What is needed:
Within the entries underneath, how many lines include the string "count"? State only the number.

Material for this task:
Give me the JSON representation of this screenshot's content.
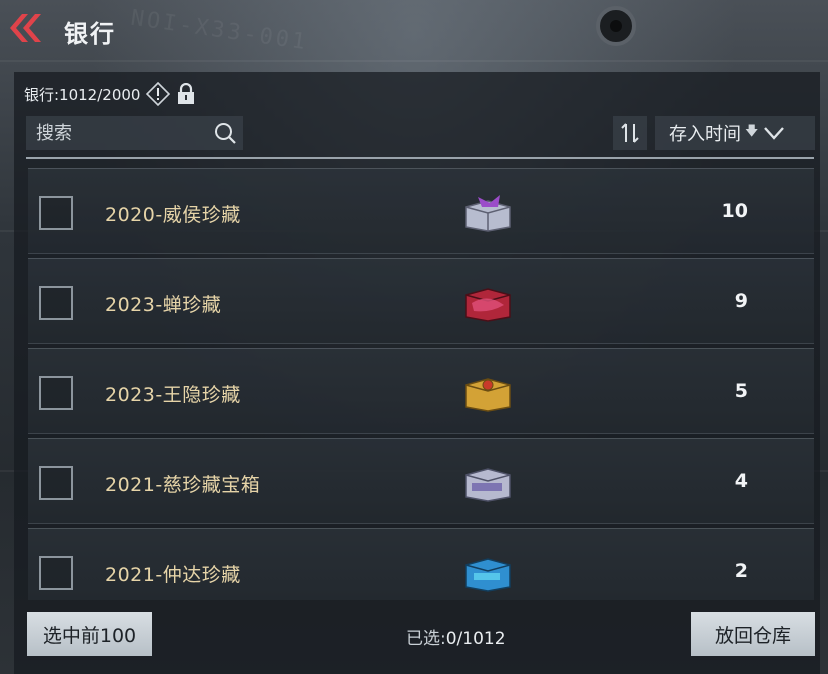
{
  "header": {
    "title": "银行"
  },
  "bank": {
    "label": "银行:1012/2000"
  },
  "search": {
    "placeholder": "搜索"
  },
  "sort": {
    "label": "存入时间"
  },
  "items": [
    {
      "name": "2020-威侯珍藏",
      "count": "10",
      "chest_color": "#b7bccf",
      "accent": "#9b4cc9"
    },
    {
      "name": "2023-蝉珍藏",
      "count": "9",
      "chest_color": "#b0263a",
      "accent": "#e0507a"
    },
    {
      "name": "2023-王隐珍藏",
      "count": "5",
      "chest_color": "#d3a236",
      "accent": "#c83a2a"
    },
    {
      "name": "2021-慈珍藏宝箱",
      "count": "4",
      "chest_color": "#b6b9cf",
      "accent": "#6a5fa8"
    },
    {
      "name": "2021-仲达珍藏",
      "count": "2",
      "chest_color": "#2f8fd0",
      "accent": "#5fd2f0"
    }
  ],
  "footer": {
    "select_top_label": "选中前100",
    "selected_label": "已选:",
    "selected_value": "0/1012",
    "return_label": "放回仓库"
  },
  "colors": {
    "back_arrow": "#e0434a",
    "item_name": "#e6d4a8",
    "button_bg": "#c7ced4"
  },
  "icons": {
    "back": "double-chevron-left-icon",
    "info": "exclamation-diamond-icon",
    "lock": "lock-icon",
    "search": "search-icon",
    "sort_toggle": "sort-arrows-icon",
    "sort_dropdown": "chevron-down-icon"
  }
}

Solution to the problem:
5